Boards with five or fewer directors will need two female directors by 2021 and larger boards will need three.
Oxford finance professor, Renée Adams, has also written, on this site and elsewhere, that in order to reach the boardroom, women need to stay in the workforce.
She is not a fan of quotas, in general, but would rather see regulators focus on other structural initiatives that encourage women to stay in the workforce.
Brian Bolton does not work for, consult, own shares in or receive funding from any company or organisation that would benefit from this article, and has disclosed no relevant affiliations beyond their academic appointment.
Kudos to California, where the state governor, Jerry Brown, recently signed into law new requirements for companies headquartered in the state to include more women on their boards.
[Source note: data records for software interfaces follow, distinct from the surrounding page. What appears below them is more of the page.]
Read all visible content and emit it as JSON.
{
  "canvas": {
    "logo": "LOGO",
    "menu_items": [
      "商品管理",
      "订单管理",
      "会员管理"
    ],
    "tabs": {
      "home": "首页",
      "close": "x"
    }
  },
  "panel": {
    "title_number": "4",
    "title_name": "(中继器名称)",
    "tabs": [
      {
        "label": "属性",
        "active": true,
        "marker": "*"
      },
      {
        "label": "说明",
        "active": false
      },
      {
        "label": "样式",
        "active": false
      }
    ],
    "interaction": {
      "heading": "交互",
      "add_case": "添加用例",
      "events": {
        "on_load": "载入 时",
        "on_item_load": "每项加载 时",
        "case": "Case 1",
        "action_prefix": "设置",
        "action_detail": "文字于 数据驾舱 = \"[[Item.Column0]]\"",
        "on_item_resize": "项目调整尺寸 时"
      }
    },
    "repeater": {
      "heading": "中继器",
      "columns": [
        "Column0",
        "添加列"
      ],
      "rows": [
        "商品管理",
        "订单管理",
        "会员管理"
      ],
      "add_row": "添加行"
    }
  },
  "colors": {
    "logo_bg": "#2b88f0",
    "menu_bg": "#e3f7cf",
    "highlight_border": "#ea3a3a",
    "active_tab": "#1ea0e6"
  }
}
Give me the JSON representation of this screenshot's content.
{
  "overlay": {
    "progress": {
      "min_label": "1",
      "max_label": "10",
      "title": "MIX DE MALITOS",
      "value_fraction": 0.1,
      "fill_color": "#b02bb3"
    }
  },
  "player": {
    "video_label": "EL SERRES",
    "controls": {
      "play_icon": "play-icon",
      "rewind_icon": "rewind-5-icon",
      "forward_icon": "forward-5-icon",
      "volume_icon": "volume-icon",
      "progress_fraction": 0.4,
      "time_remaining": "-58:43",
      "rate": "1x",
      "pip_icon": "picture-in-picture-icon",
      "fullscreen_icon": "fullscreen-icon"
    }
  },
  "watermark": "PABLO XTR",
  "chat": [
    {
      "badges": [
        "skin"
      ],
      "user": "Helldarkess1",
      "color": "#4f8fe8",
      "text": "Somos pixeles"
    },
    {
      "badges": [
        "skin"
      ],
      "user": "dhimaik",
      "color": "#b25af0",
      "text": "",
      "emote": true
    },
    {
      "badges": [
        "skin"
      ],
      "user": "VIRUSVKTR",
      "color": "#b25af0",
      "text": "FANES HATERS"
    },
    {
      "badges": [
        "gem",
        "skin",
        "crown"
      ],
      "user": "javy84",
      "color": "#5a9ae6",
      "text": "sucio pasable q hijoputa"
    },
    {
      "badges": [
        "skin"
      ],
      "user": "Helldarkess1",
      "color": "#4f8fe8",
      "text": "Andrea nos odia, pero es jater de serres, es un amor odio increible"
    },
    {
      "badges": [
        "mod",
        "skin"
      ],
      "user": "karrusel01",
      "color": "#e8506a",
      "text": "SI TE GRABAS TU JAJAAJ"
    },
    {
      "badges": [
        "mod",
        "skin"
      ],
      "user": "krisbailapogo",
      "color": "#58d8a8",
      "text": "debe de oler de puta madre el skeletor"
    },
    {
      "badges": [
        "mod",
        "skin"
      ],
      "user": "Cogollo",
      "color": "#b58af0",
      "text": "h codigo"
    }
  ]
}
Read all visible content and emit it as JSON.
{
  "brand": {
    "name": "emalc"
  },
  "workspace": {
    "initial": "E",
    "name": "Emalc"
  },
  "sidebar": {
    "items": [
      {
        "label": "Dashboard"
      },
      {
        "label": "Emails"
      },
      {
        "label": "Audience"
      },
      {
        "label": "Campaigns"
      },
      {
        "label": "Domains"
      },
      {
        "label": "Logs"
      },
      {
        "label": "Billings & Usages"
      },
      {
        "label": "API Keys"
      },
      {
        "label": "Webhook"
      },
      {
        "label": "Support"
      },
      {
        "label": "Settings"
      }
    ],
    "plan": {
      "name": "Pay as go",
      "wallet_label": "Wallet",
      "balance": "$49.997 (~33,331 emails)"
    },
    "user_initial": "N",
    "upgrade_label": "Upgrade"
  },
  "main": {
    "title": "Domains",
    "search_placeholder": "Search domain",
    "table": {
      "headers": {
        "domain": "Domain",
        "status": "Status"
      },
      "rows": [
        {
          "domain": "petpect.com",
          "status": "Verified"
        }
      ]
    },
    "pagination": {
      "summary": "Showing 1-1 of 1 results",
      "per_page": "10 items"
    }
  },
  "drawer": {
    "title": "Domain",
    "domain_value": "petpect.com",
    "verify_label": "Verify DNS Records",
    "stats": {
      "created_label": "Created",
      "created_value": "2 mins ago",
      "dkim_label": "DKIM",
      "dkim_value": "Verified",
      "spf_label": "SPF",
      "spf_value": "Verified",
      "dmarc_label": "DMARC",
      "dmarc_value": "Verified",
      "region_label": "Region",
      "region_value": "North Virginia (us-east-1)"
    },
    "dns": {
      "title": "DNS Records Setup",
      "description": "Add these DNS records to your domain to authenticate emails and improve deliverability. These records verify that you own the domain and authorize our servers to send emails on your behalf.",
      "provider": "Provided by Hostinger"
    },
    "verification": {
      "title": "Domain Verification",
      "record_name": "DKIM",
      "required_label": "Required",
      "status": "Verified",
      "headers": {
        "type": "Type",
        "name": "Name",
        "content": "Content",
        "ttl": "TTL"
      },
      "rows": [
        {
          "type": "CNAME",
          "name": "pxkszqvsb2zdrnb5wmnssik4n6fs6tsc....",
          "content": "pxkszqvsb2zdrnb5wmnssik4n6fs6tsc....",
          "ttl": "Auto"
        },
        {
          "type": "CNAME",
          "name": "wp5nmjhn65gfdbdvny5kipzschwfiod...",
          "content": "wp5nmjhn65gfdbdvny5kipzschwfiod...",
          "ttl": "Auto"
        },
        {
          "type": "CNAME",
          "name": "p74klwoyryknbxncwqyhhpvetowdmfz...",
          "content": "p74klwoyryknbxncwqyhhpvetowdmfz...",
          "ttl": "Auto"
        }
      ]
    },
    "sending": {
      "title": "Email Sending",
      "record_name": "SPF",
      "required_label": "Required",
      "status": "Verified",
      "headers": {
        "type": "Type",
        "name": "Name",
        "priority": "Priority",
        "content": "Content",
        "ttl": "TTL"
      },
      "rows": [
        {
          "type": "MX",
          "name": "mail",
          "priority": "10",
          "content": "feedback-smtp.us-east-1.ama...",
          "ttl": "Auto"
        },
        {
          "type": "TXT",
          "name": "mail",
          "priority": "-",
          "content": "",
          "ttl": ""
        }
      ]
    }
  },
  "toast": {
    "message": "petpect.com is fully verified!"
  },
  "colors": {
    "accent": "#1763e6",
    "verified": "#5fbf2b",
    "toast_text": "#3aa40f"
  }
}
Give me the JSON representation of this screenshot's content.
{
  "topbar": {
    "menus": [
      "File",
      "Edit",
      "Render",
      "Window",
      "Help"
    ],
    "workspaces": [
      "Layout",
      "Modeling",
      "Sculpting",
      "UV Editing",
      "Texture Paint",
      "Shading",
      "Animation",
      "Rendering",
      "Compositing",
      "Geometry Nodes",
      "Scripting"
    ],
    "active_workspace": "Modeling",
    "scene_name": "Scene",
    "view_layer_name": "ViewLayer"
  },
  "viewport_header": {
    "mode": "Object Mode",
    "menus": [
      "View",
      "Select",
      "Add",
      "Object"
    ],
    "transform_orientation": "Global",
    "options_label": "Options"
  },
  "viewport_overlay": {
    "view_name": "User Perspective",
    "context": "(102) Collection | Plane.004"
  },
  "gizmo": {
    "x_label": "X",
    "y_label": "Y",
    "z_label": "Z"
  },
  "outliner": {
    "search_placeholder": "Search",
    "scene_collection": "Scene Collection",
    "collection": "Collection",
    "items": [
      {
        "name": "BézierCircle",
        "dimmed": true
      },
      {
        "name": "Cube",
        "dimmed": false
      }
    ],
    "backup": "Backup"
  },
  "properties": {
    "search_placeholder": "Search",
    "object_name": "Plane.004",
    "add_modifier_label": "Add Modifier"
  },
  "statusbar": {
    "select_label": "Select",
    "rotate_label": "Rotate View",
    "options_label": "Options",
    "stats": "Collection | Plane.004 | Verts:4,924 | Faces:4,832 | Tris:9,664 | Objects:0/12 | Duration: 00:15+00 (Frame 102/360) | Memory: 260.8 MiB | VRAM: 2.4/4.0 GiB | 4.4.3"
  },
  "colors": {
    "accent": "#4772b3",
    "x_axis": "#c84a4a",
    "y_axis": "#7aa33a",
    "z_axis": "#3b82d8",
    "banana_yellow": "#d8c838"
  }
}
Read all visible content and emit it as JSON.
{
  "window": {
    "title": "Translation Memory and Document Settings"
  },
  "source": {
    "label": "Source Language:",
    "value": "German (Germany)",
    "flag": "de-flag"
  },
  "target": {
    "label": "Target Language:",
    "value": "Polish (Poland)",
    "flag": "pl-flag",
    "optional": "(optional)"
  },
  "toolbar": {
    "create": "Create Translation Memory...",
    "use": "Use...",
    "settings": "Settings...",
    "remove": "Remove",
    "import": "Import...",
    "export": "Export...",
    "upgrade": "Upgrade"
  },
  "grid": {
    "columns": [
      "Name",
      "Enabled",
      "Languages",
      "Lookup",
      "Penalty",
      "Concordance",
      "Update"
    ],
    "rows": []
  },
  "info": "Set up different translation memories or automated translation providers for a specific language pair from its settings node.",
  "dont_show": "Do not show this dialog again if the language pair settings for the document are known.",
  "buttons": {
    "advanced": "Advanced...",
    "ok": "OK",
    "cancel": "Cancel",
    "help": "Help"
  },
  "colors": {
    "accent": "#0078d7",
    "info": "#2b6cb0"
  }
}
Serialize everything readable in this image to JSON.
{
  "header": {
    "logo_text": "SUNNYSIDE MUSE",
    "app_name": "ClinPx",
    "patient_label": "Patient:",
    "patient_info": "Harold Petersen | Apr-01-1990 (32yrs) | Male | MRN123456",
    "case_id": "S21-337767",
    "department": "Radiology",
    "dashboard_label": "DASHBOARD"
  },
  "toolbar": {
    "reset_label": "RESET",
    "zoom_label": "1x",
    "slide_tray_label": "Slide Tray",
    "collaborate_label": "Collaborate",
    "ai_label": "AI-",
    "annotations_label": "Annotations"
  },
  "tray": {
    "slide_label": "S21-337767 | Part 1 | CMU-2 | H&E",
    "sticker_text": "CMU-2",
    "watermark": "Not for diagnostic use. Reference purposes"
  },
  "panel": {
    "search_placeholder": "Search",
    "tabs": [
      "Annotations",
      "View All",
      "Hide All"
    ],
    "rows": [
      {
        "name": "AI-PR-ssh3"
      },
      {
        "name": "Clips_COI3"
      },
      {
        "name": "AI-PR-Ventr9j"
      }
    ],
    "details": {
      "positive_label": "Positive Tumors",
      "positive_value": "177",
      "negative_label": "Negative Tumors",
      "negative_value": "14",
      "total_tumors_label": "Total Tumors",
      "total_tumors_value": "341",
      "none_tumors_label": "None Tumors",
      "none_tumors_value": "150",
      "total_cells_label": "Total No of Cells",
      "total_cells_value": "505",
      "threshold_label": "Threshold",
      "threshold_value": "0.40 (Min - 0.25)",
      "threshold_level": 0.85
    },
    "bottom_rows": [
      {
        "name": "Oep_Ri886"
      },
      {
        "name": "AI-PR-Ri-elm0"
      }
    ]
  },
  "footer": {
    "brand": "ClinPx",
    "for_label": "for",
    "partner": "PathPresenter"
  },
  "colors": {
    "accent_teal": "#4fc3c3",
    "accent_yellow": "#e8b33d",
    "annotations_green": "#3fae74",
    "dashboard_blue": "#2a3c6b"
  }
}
But because it’s human behaviour that we’re trying to change in this case, treating the symptom can be a big first step towards treating the disease.He suggests that the most effective way to bring change to the boardroom is for large, institutional investors – like the California Public Employees Retirement System (Cal PERS) – to exercise their capital markets influence and refuse to invest in companies that do not meet certain diversity, equity or other standards.Non-compliant firms will see their stock prices fall and executives and directors will earn less money.Non-compliant firms would be subject to (relatively small) fines.To assess the scope of the change, let’s review the statistics on diversity in the upper ranks of corporations.